**WORK INSTRUCTION:**
Although the entries contain pictures, only their words should be duplicated exactly.

**EXTRACTED INFORMATION:**
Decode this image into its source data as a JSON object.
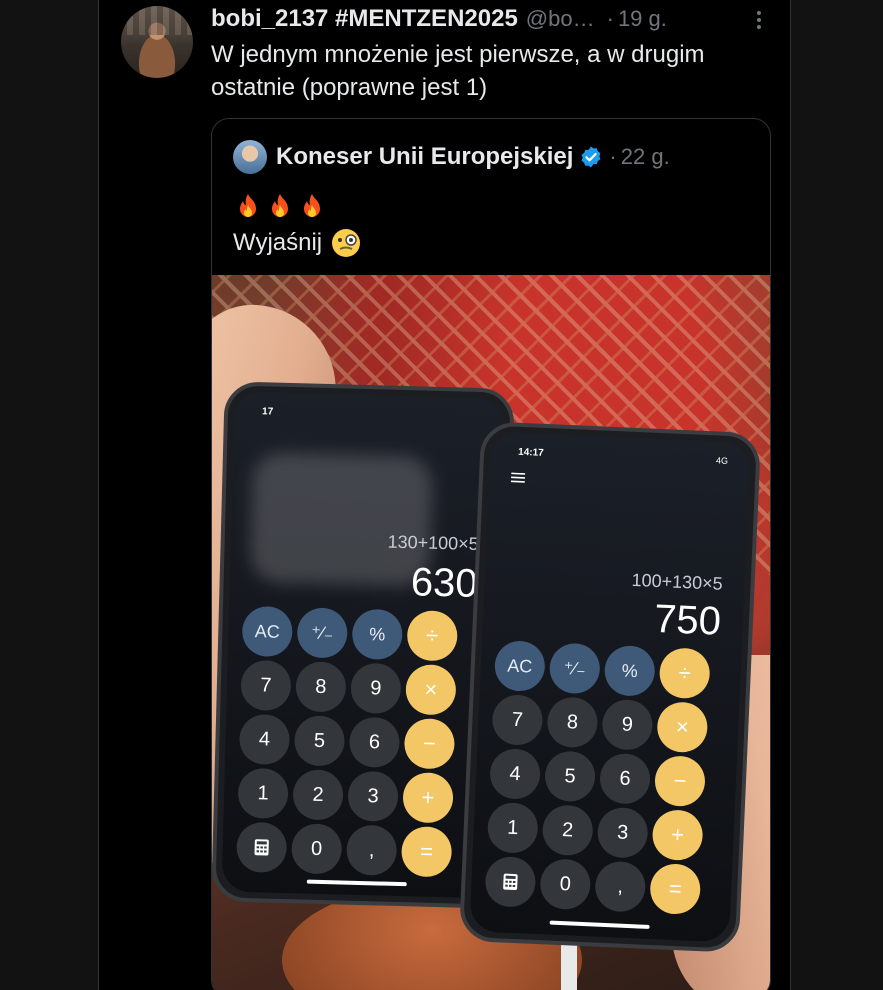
{
  "tweet": {
    "display_name": "bobi_2137 #MENTZEN2025",
    "handle": "@bo…",
    "separator": "·",
    "time": "19 g.",
    "text": "W jednym mnożenie jest pierwsze, a w drugim ostatnie (poprawne jest 1)"
  },
  "quote": {
    "display_name": "Koneser Unii Europejskiej",
    "separator": "·",
    "time": "22 g.",
    "emoji_line": "🔥🔥🔥",
    "text": "Wyjaśnij"
  },
  "phone_left": {
    "status_time": "17",
    "expression": "130+100×5",
    "result": "630",
    "keys": [
      "AC",
      "⁺∕₋",
      "%",
      "÷",
      "7",
      "8",
      "9",
      "×",
      "4",
      "5",
      "6",
      "−",
      "1",
      "2",
      "3",
      "+",
      "",
      "0",
      ",",
      "="
    ]
  },
  "phone_right": {
    "status_time": "14:17",
    "status_icons": "4G",
    "expression": "100+130×5",
    "result": "750",
    "keys": [
      "AC",
      "⁺∕₋",
      "%",
      "÷",
      "7",
      "8",
      "9",
      "×",
      "4",
      "5",
      "6",
      "−",
      "1",
      "2",
      "3",
      "+",
      "",
      "0",
      ",",
      "="
    ]
  },
  "colors": {
    "background": "#000000",
    "text_primary": "#e7e9ea",
    "text_secondary": "#71767b",
    "border": "#2f3336",
    "verified": "#1d9bf0",
    "operator_key": "#f3c766",
    "function_key": "#3f5978",
    "number_key": "#33363b"
  }
}
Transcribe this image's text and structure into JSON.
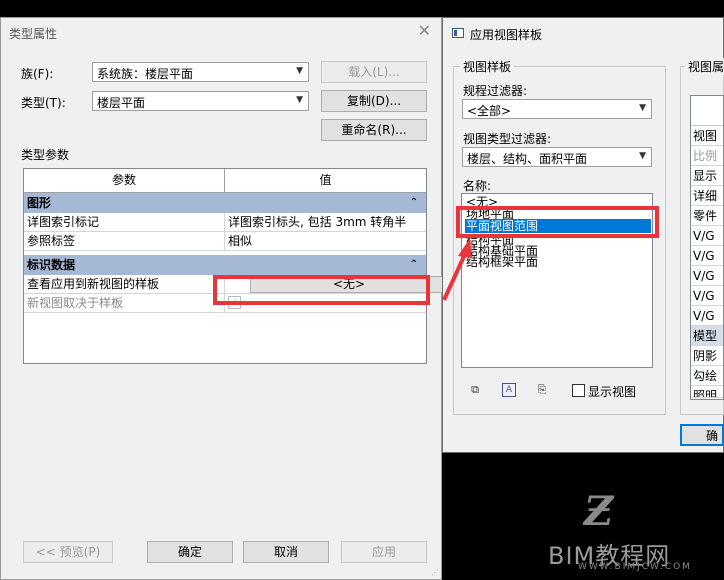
{
  "dialog1": {
    "title": "类型属性",
    "family_label": "族(F):",
    "family_value": "系统族：楼层平面",
    "type_label": "类型(T):",
    "type_value": "楼层平面",
    "load_button": "载入(L)...",
    "duplicate_button": "复制(D)...",
    "rename_button": "重命名(R)...",
    "type_params_label": "类型参数",
    "col_param": "参数",
    "col_value": "值",
    "section_graphics": "图形",
    "row_callout_tag_key": "详图索引标记",
    "row_callout_tag_value": "详图索引标头, 包括 3mm 转角半",
    "row_ref_label_key": "参照标签",
    "row_ref_label_value": "相似",
    "section_identity": "标识数据",
    "row_view_template_key": "查看应用到新视图的样板",
    "row_view_template_value": "<无>",
    "row_new_view_depends_key": "新视图取决于样板",
    "preview_button": "<< 预览(P)",
    "ok_button": "确定",
    "cancel_button": "取消",
    "apply_button": "应用"
  },
  "dialog2": {
    "title": "应用视图样板",
    "group_templates": "视图样板",
    "discipline_filter_label": "规程过滤器:",
    "discipline_filter_value": "<全部>",
    "view_type_filter_label": "视图类型过滤器:",
    "view_type_filter_value": "楼层、结构、面积平面",
    "names_label": "名称:",
    "names": [
      "<无>",
      "场地平面",
      "平面视图范围",
      "结构平面",
      "结构基础平面",
      "结构框架平面"
    ],
    "selected_index": 2,
    "show_views_label": "显示视图",
    "group_properties": "视图属",
    "right_rows": [
      "视图",
      "比例",
      "显示",
      "详细",
      "零件",
      "V/G",
      "V/G",
      "V/G",
      "V/G",
      "V/G",
      "模型",
      "阴影",
      "勾绘",
      "照明"
    ],
    "partial_button": "确"
  },
  "watermark": {
    "brand": "BIM教程网",
    "url": "WWW.BIMJCW.COM"
  },
  "colors": {
    "highlight_box": "#e8353b",
    "selection": "#0078d7",
    "section_band": "#a6b9d4"
  }
}
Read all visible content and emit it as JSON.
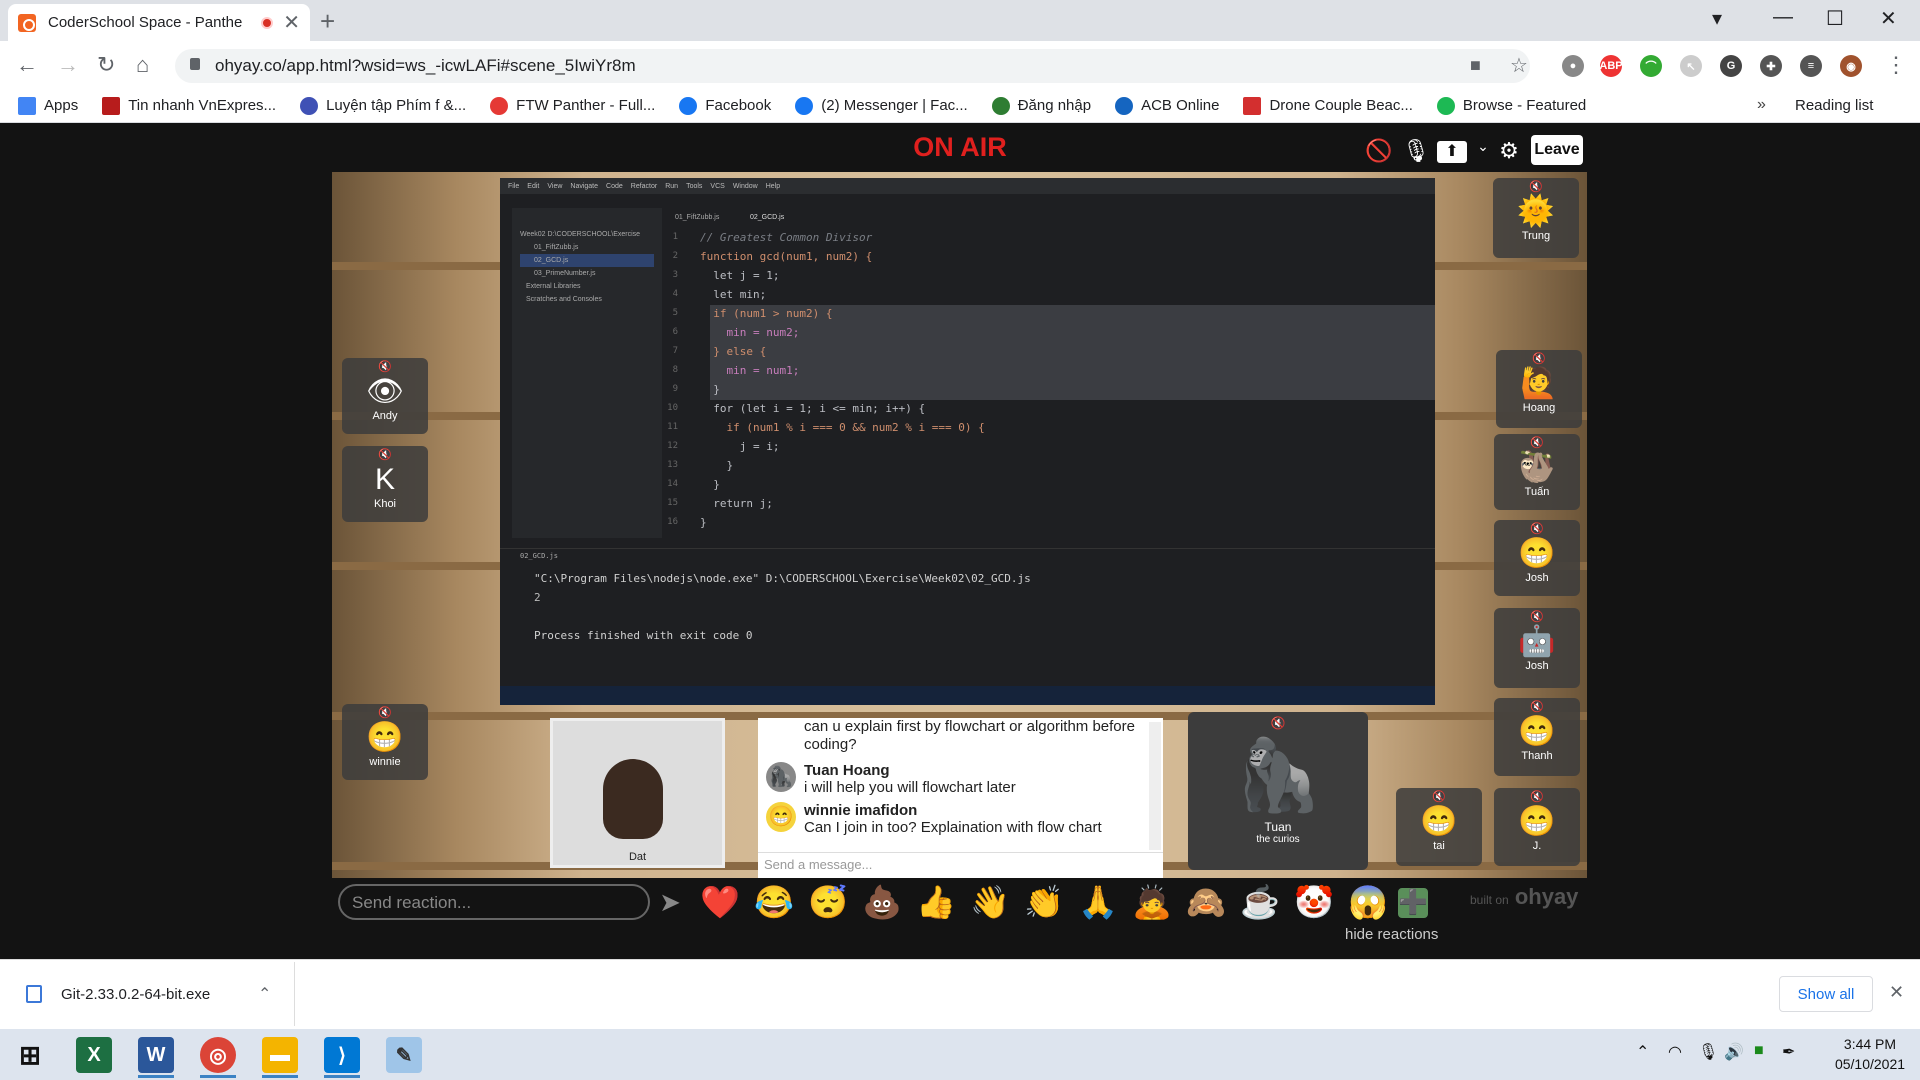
{
  "browser": {
    "tab_title": "CoderSchool Space - Panthe",
    "url": "ohyay.co/app.html?wsid=ws_-icwLAFi#scene_5IwiYr8m",
    "bookmarks": [
      "Apps",
      "Tin nhanh VnExpres...",
      "Luyện tập Phím f &...",
      "FTW Panther - Full...",
      "Facebook",
      "(2) Messenger | Fac...",
      "Đăng nhập",
      "ACB Online",
      "Drone Couple Beac...",
      "Browse - Featured"
    ],
    "reading_list": "Reading list",
    "more": "»"
  },
  "app": {
    "on_air": "ON AIR",
    "leave": "Leave",
    "reaction_placeholder": "Send reaction...",
    "hide_reactions": "hide reactions",
    "built_on": "built on",
    "brand": "ohyay"
  },
  "ide": {
    "menu": [
      "File",
      "Edit",
      "View",
      "Navigate",
      "Code",
      "Refactor",
      "Run",
      "Tools",
      "VCS",
      "Window",
      "Help"
    ],
    "files": [
      "Week02 D:\\CODERSCHOOL\\Exercise",
      "01_FiftZubb.js",
      "02_GCD.js",
      "03_PrimeNumber.js",
      "External Libraries",
      "Scratches and Consoles"
    ],
    "tabs": [
      "01_FiftZubb.js",
      "02_GCD.js"
    ],
    "line_numbers": [
      "1",
      "2",
      "3",
      "4",
      "5",
      "6",
      "7",
      "8",
      "9",
      "10",
      "11",
      "12",
      "13",
      "14",
      "15",
      "16"
    ],
    "code": [
      "// Greatest Common Divisor",
      "function gcd(num1, num2) {",
      "  let j = 1;",
      "  let min;",
      "  if (num1 > num2) {",
      "    min = num2;",
      "  } else {",
      "    min = num1;",
      "  }",
      "  for (let i = 1; i <= min; i++) {",
      "    if (num1 % i === 0 && num2 % i === 0) {",
      "      j = i;",
      "    }",
      "  }",
      "  return j;",
      "}"
    ],
    "run_tab": "02_GCD.js",
    "terminal": [
      "\"C:\\Program Files\\nodejs\\node.exe\" D:\\CODERSCHOOL\\Exercise\\Week02\\02_GCD.js",
      "2",
      "",
      "Process finished with exit code 0"
    ]
  },
  "participants": [
    {
      "name": "Trung",
      "face": "🌞"
    },
    {
      "name": "Andy",
      "face": "👁"
    },
    {
      "name": "Khoi",
      "face": "K"
    },
    {
      "name": "Hoang",
      "face": "🙋"
    },
    {
      "name": "Tuấn",
      "face": "🦥"
    },
    {
      "name": "Josh",
      "face": "😁"
    },
    {
      "name": "Josh",
      "face": "🤖"
    },
    {
      "name": "winnie",
      "face": "😁"
    },
    {
      "name": "Thanh",
      "face": "😁"
    },
    {
      "name": "tai",
      "face": "😁"
    },
    {
      "name": "J.",
      "face": "😁"
    }
  ],
  "camera": {
    "name": "Dat"
  },
  "tuan_tile": {
    "name": "Tuan",
    "sub": "the curios"
  },
  "chat": {
    "partial": "can u explain first by flowchart or algorithm before coding?",
    "messages": [
      {
        "author": "Tuan Hoang",
        "text": "i will help you will flowchart later"
      },
      {
        "author": "winnie imafidon",
        "text": "Can I join in too? Explaination with flow chart"
      }
    ],
    "input_placeholder": "Send a message..."
  },
  "reactions": [
    "❤️",
    "😂",
    "😴",
    "💩",
    "👍",
    "👋",
    "👏",
    "🙏",
    "🙇",
    "🙈",
    "☕",
    "🤡",
    "😱",
    "➕"
  ],
  "download": {
    "file": "Git-2.33.0.2-64-bit.exe",
    "show_all": "Show all"
  },
  "taskbar": {
    "time": "3:44 PM",
    "date": "05/10/2021"
  }
}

**OUTPUT OF THE EXERCISE:**
Decode this image into its source data as a JSON object.
{
  "tweet": {
    "display_name": "bobi_2137 #MENTZEN2025",
    "handle": "@bo…",
    "separator": "·",
    "time": "19 g.",
    "text": "W jednym mnożenie jest pierwsze, a w drugim ostatnie (poprawne jest 1)"
  },
  "quote": {
    "display_name": "Koneser Unii Europejskiej",
    "separator": "·",
    "time": "22 g.",
    "emoji_line": "🔥🔥🔥",
    "text": "Wyjaśnij"
  },
  "phone_left": {
    "status_time": "17",
    "expression": "130+100×5",
    "result": "630",
    "keys": [
      "AC",
      "⁺∕₋",
      "%",
      "÷",
      "7",
      "8",
      "9",
      "×",
      "4",
      "5",
      "6",
      "−",
      "1",
      "2",
      "3",
      "+",
      "",
      "0",
      ",",
      "="
    ]
  },
  "phone_right": {
    "status_time": "14:17",
    "status_icons": "4G",
    "expression": "100+130×5",
    "result": "750",
    "keys": [
      "AC",
      "⁺∕₋",
      "%",
      "÷",
      "7",
      "8",
      "9",
      "×",
      "4",
      "5",
      "6",
      "−",
      "1",
      "2",
      "3",
      "+",
      "",
      "0",
      ",",
      "="
    ]
  },
  "colors": {
    "background": "#000000",
    "text_primary": "#e7e9ea",
    "text_secondary": "#71767b",
    "border": "#2f3336",
    "verified": "#1d9bf0",
    "operator_key": "#f3c766",
    "function_key": "#3f5978",
    "number_key": "#33363b"
  }
}
Transcribe this image's text and structure into JSON.
{
  "dialog1": {
    "title": "类型属性",
    "family_label": "族(F):",
    "family_value": "系统族：楼层平面",
    "type_label": "类型(T):",
    "type_value": "楼层平面",
    "load_button": "载入(L)...",
    "duplicate_button": "复制(D)...",
    "rename_button": "重命名(R)...",
    "type_params_label": "类型参数",
    "col_param": "参数",
    "col_value": "值",
    "section_graphics": "图形",
    "row_callout_tag_key": "详图索引标记",
    "row_callout_tag_value": "详图索引标头, 包括 3mm 转角半",
    "row_ref_label_key": "参照标签",
    "row_ref_label_value": "相似",
    "section_identity": "标识数据",
    "row_view_template_key": "查看应用到新视图的样板",
    "row_view_template_value": "<无>",
    "row_new_view_depends_key": "新视图取决于样板",
    "preview_button": "<< 预览(P)",
    "ok_button": "确定",
    "cancel_button": "取消",
    "apply_button": "应用"
  },
  "dialog2": {
    "title": "应用视图样板",
    "group_templates": "视图样板",
    "discipline_filter_label": "规程过滤器:",
    "discipline_filter_value": "<全部>",
    "view_type_filter_label": "视图类型过滤器:",
    "view_type_filter_value": "楼层、结构、面积平面",
    "names_label": "名称:",
    "names": [
      "<无>",
      "场地平面",
      "平面视图范围",
      "结构平面",
      "结构基础平面",
      "结构框架平面"
    ],
    "selected_index": 2,
    "show_views_label": "显示视图",
    "group_properties": "视图属",
    "right_rows": [
      "视图",
      "比例",
      "显示",
      "详细",
      "零件",
      "V/G",
      "V/G",
      "V/G",
      "V/G",
      "V/G",
      "模型",
      "阴影",
      "勾绘",
      "照明"
    ],
    "partial_button": "确"
  },
  "watermark": {
    "brand": "BIM教程网",
    "url": "WWW.BIMJCW.COM"
  },
  "colors": {
    "highlight_box": "#e8353b",
    "selection": "#0078d7",
    "section_band": "#a6b9d4"
  }
}
Read all visible content and emit it as JSON.
{
  "browser": {
    "tab_title": "CoderSchool Space - Panthe",
    "url": "ohyay.co/app.html?wsid=ws_-icwLAFi#scene_5IwiYr8m",
    "bookmarks": [
      "Apps",
      "Tin nhanh VnExpres...",
      "Luyện tập Phím f &...",
      "FTW Panther - Full...",
      "Facebook",
      "(2) Messenger | Fac...",
      "Đăng nhập",
      "ACB Online",
      "Drone Couple Beac...",
      "Browse - Featured"
    ],
    "reading_list": "Reading list",
    "more": "»"
  },
  "app": {
    "on_air": "ON AIR",
    "leave": "Leave",
    "reaction_placeholder": "Send reaction...",
    "hide_reactions": "hide reactions",
    "built_on": "built on",
    "brand": "ohyay"
  },
  "ide": {
    "menu": [
      "File",
      "Edit",
      "View",
      "Navigate",
      "Code",
      "Refactor",
      "Run",
      "Tools",
      "VCS",
      "Window",
      "Help"
    ],
    "files": [
      "Week02 D:\\CODERSCHOOL\\Exercise",
      "01_FiftZubb.js",
      "02_GCD.js",
      "03_PrimeNumber.js",
      "External Libraries",
      "Scratches and Consoles"
    ],
    "tabs": [
      "01_FiftZubb.js",
      "02_GCD.js"
    ],
    "line_numbers": [
      "1",
      "2",
      "3",
      "4",
      "5",
      "6",
      "7",
      "8",
      "9",
      "10",
      "11",
      "12",
      "13",
      "14",
      "15",
      "16"
    ],
    "code": [
      "// Greatest Common Divisor",
      "function gcd(num1, num2) {",
      "  let j = 1;",
      "  let min;",
      "  if (num1 > num2) {",
      "    min = num2;",
      "  } else {",
      "    min = num1;",
      "  }",
      "  for (let i = 1; i <= min; i++) {",
      "    if (num1 % i === 0 && num2 % i === 0) {",
      "      j = i;",
      "    }",
      "  }",
      "  return j;",
      "}"
    ],
    "run_tab": "02_GCD.js",
    "terminal": [
      "\"C:\\Program Files\\nodejs\\node.exe\" D:\\CODERSCHOOL\\Exercise\\Week02\\02_GCD.js",
      "2",
      "",
      "Process finished with exit code 0"
    ]
  },
  "participants": [
    {
      "name": "Trung",
      "face": "🌞"
    },
    {
      "name": "Andy",
      "face": "👁"
    },
    {
      "name": "Khoi",
      "face": "K"
    },
    {
      "name": "Hoang",
      "face": "🙋"
    },
    {
      "name": "Tuấn",
      "face": "🦥"
    },
    {
      "name": "Josh",
      "face": "😁"
    },
    {
      "name": "Josh",
      "face": "🤖"
    },
    {
      "name": "winnie",
      "face": "😁"
    },
    {
      "name": "Thanh",
      "face": "😁"
    },
    {
      "name": "tai",
      "face": "😁"
    },
    {
      "name": "J.",
      "face": "😁"
    }
  ],
  "camera": {
    "name": "Dat"
  },
  "tuan_tile": {
    "name": "Tuan",
    "sub": "the curios"
  },
  "chat": {
    "partial": "can u explain first by flowchart or algorithm before coding?",
    "messages": [
      {
        "author": "Tuan Hoang",
        "text": "i will help you will flowchart later"
      },
      {
        "author": "winnie imafidon",
        "text": "Can I join in too? Explaination with flow chart"
      }
    ],
    "input_placeholder": "Send a message..."
  },
  "reactions": [
    "❤️",
    "😂",
    "😴",
    "💩",
    "👍",
    "👋",
    "👏",
    "🙏",
    "🙇",
    "🙈",
    "☕",
    "🤡",
    "😱",
    "➕"
  ],
  "download": {
    "file": "Git-2.33.0.2-64-bit.exe",
    "show_all": "Show all"
  },
  "taskbar": {
    "time": "3:44 PM",
    "date": "05/10/2021"
  }
}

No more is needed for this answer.